Poker Straddle: The Basics of the Straddle in No Limit Holdem
It’s one of the more controversial plays in the cash game players arsenal; the straddle. You see it quite often in televised cash games, and it’s gained popularity in casinos and home games over the years, but the question remains; is straddling a good play or a money drain? The answer lies in the game type and the player type of the table you’re sitting at; and it’s not always a yes or no answer.
The definition of a standard straddle is a technical “third blind” under the gun; a player puts at least twice the big blind in the pot, and gets to act last on their hand. In No Limit games, this amount can be anything over double in some places. Players will routinely make the straddle for larger amounts; in a $1/$2 game, you may see $7-$20 straddles from some players. Now, most poker players are aware that playing UTG is the hardest position to play from preflop, which begs the question, why would you ever want to put in more money in the dark from the worst position? There’s a few factors that can make the decision more reasonable.
– You’re wanting to loosen up a tight game. Many times, when faced with a table filled with nits and no other games in sight, you may not want to shelve it for the night and go all the way back home.

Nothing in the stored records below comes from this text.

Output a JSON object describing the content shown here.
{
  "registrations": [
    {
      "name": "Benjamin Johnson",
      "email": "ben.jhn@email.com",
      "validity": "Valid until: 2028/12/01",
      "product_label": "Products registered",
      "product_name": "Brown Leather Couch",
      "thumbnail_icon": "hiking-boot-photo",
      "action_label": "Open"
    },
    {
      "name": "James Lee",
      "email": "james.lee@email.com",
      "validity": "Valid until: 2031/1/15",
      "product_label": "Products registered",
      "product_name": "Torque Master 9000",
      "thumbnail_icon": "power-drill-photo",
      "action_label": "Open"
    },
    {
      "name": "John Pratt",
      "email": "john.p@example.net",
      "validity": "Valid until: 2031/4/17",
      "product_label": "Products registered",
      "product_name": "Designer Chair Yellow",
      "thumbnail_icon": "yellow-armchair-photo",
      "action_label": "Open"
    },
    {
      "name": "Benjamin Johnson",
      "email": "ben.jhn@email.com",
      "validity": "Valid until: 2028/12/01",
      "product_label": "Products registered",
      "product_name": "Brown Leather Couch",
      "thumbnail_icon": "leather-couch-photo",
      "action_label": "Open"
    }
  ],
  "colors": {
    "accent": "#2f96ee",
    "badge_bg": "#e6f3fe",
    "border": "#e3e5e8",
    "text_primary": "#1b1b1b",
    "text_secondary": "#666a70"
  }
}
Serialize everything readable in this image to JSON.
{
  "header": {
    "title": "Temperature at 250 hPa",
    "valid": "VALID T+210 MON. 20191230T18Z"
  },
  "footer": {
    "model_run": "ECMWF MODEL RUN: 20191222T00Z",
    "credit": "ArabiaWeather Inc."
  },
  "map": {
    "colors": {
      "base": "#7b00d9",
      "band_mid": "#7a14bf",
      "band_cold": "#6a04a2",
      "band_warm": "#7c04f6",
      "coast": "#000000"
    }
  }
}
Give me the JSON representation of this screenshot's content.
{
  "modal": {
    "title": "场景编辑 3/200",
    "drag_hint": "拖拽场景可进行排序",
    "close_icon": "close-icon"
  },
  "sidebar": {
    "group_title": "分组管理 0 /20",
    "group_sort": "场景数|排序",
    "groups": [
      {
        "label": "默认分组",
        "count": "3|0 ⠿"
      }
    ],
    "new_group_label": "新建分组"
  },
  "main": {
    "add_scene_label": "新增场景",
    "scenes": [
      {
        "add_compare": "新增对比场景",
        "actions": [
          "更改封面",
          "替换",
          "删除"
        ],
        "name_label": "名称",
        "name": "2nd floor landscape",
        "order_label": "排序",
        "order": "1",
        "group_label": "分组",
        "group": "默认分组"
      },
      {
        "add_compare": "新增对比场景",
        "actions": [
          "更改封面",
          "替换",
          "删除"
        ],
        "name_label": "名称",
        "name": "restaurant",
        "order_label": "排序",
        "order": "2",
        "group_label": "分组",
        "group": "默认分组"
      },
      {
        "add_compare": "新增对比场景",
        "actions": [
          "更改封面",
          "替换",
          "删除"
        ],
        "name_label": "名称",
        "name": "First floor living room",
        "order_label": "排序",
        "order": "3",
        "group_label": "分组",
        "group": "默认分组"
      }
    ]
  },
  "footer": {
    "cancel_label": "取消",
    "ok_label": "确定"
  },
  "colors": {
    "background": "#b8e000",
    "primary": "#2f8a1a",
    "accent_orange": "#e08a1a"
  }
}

By showing players you’re willing to gamble via the straddle, you can sometimes encourage rocks to lower their standards when playing against you; if you’re willing to throw money recklessly into the pot blind, what’s to say you won’t be doing the same thing when you’re actually looking at your hands?
-You’re looking to pick on the blinds. Sometimes, you’ll be playing a shorthanded limit game with rocks. If those rocks happen to be to your right, you can add even more pressure to their already tight game by routinely straddling their blinds. In a 5 handed $10/$20 game, you’re looking at leaning on $15 in super tight blinds every round, which can be a big profit for you in the long run.
-You want to make players uncomfortable. A lot of the younger and less experienced players will make it fairly obvious that big stakes intimidate them. One of the ways that you can exploit that tendency in these players is to artificially raise the stakes of the game with the straddle. Making a $1/$2 game essentially a $2/$4 every time you’re UTG makes these players play a lot more textbook, easy to read poker than when they have that comfort zone and proportionally large stack to play with.
The problem is, these factors aren’t always going to be there, and in fact, the vast majority of the time, the UTG straddle is a money loser in the long run; it’s hard to turn a profit playing even top tier hands out of position, so imagine attempting to squeeze every dollar of value from 92o and J4o. In short; understanding how to utilize the UTG straddle is important in selective games, but isn’t going to be part of an everyday game plan for a winning poker player.
There is a straddle, however, that if available to use at the game you’re playing in, is a very powerful move that should be used as often as possible, providing you have the bankroll to handle it; the button straddle, or Mississippi straddle.
The Mississippi straddle allows you buy last position in the hand preflop, guaranteeing that you’ll be last to act throughout the entire hand. This has some unique advantages over the UTG straddle;
– Additional pressure on the blinds. Normally, playing from the blinds is either a pretty simple task; if no one’s raised, you’ve got a cheap call or you can raise, with the luxury of knowing you’re last to act, at least for this round. With someone Mississippi straddling, however, not only are you already invested in the pot, you don’t close the action; in fact, you’ve essentially been put UTG, except now you’re enticed by alluring pot odds with your blinds already posted. The problem? If you’re the big blind, and you toss in $5 more dollars to call the $10 straddle, there are 7 people left in a standard ring game that can possibly decide to raise the action. Many times, players that straddle like to frequently pop the straddle with a big raise, making it even harder to just hope you see a $10 flop with J9s, and if you’ve got a short buy-in, like say, $250, seeing 2 or 3 rounds of these straddled pots is a good way to go broke fast.
-The straddle pop. If you’re bought in relatively short in your game, and players like to limp and aren’t particularly agressive, a surefire method of generating profit is straddling, then shipping when the action gets folded to you. Say you’re stack is at $200 at a $2/$5 game, and you straddle for $15. Four people (both blinds, and two middle position weak/loose guys) call. Shipping your last $185 means you profit $60 every time the shove works, and against blinds and weak players, you’re likely to take the pot down well over 50% of the time. When you don’t, you still have a chance to score the double up, but winning inflated pots without a showdown is one of the easiest ways to secure profit in poker; why not take the opportunity when you’re given a free shot at it with Mississippi straddles?
A straddle may not be a move you use often as a poker player, but cash game veterans understand the logic behind using it and mix it into their repertoire when the need arises. Try it out and get a feel for the straddle, and you’ll add another layer to your game.
Article credit: Pete Carter